However, with the aforementioned pressure from new generations of consumers and employees and increasing governmental legislation and regulation, the built environment sector can no longer afford to look away from the growing issue of sustainability.

For organisations that choose to take action, one of the biggest and most immediate obstacles they’re likely to encounter is trying to avoid creating sustainability silos.

Learn more: Why sustainability is in such high demand

What are sustainability silos?

Sustainability silos are formed when businesses prioritise hiring employees with sustainability credentials without seeking to embed this knowledge into the rest of the organisation. While the new hire(s) may have the literacy required to scale up an organisation’s environmental activities and practices, they’ll encounter challenges when attempting to apply this across different departments and the business as a whole.

Sustainability needs to be an interdisciplinary practice

If your sustainability ambitions are to be successful, your environmental knowledge and expertise can’t be reserved for one department. This can lead to an array of challenges, including:

1. Knowledge bottlenecks

Just as with any form of organisational transformation, sustainability knowledge shouldn’t be reserved to one department or individual if you want to ensure long-term success. In the event your sustainability leader or specialist left, where would that leave your business and environmental objectives? Having this expertise across multiple disciplines can help you ensure your initiatives are successful in the long-term.

Learn more: Building climate competency: how UCEM is leading the way in professional sustainability education

2. Sustainability blind spots

As an ever-changing field, sustainability is rarely – if ever – a cut-and-dry discussion. Without conversation, debate and the inclusion of different voices and opinions, sustainability leaders could make decisions that overlook other important perspectives and miss vital context. For instance, what if one sustainability initiative in procurement led to an increase in emissions from earlier in the supply chain?

3. Poor application across departments

Sustainability initiatives will have different implications and requirements for different teams and departments – it won’t mean the same thing for your IT team as it will your HR department, for instance. As such, it’s unrealistic to expect one individual or team to be able to articulate the intricacies of your sustainability efforts and distil them into the different day-to-day operations of multiple teams.

Instead, embedding this knowledge and literacy throughout your organisation allows individuals and teams to recognise how it applies to their own unique roles and responsibilities.

4. Poor buy-in from throughout the organisation

As with the above, sustainability needs to be understood across departments if your organisation is to embed it effectively into its operations.
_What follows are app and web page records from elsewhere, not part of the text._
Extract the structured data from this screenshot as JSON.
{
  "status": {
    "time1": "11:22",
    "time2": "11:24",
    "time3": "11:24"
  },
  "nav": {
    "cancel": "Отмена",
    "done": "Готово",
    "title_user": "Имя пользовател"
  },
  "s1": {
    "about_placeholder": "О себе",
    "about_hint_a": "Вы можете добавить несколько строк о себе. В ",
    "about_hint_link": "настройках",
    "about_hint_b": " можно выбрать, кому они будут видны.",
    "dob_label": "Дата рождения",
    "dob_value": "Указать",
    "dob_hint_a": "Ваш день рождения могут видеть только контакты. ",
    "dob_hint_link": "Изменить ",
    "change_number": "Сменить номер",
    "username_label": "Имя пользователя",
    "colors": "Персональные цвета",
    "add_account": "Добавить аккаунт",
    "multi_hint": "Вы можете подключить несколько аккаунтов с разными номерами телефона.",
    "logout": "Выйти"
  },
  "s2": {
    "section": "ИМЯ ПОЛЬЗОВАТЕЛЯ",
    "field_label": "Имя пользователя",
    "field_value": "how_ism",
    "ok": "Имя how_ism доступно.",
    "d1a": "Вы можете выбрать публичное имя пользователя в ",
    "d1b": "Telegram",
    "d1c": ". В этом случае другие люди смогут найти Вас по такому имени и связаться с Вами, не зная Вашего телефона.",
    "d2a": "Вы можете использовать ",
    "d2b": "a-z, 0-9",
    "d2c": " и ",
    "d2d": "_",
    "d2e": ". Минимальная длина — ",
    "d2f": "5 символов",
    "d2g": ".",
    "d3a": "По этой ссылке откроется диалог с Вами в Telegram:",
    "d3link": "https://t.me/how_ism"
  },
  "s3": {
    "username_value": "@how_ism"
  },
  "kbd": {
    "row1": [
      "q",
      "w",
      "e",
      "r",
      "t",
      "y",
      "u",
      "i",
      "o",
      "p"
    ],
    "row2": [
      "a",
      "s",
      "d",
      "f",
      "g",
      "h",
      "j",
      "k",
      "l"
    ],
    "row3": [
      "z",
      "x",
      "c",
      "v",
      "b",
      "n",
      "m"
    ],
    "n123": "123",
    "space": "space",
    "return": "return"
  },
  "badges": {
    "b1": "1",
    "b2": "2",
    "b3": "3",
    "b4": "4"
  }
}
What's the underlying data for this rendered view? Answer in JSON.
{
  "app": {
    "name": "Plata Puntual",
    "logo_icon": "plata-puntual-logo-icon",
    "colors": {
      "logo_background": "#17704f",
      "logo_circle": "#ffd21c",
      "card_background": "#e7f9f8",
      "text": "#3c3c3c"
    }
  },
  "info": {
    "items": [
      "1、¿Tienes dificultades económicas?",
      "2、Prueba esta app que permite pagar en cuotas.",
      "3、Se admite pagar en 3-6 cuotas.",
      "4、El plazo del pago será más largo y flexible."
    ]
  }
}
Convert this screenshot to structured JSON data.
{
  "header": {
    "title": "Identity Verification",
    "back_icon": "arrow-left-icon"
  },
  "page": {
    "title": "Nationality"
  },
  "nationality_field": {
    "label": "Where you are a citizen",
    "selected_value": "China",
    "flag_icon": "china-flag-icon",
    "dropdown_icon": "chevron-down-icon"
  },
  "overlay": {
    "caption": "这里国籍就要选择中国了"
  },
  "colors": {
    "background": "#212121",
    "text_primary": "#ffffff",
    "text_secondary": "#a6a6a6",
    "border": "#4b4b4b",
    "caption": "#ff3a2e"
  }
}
However, this doesn’t just mean educating people across different levels – it also means ensuring they understand its importance. Failing to connect our relationship with the environment in our daily lives and responsibilities is what holds back progress and commitment toward sustainability.

Learn more: What does sustainability mean to you? UCEM staff and students share their thoughts

Final thoughts

Climate change is the biggest challenge of our generation. Overcoming it successfully will require plenty of adaptation, but with consumers, employees and governments demanding more and more from businesses and professionals in the built environment sector, the risks of not prioritising sustainability are steadily rising.

Change starts from the top. If you want your sustainability initiatives to be successful where others fail and place yourself at the forefront of innovation, you need to embed sustainability literacy in positions of influence in your organisation and champion future leaders to enact change.

Sustainability isn’t a passing trend – it’s here to stay and is constantly evolving. If you want employees that inspire and action change in their careers, UCEM’s Sustainability Business Specialist Apprenticeship will give your teams the skills they need, both now and in the future.

Find out more: Sustainability Business Specialist Apprenticeship – University College of Estate Management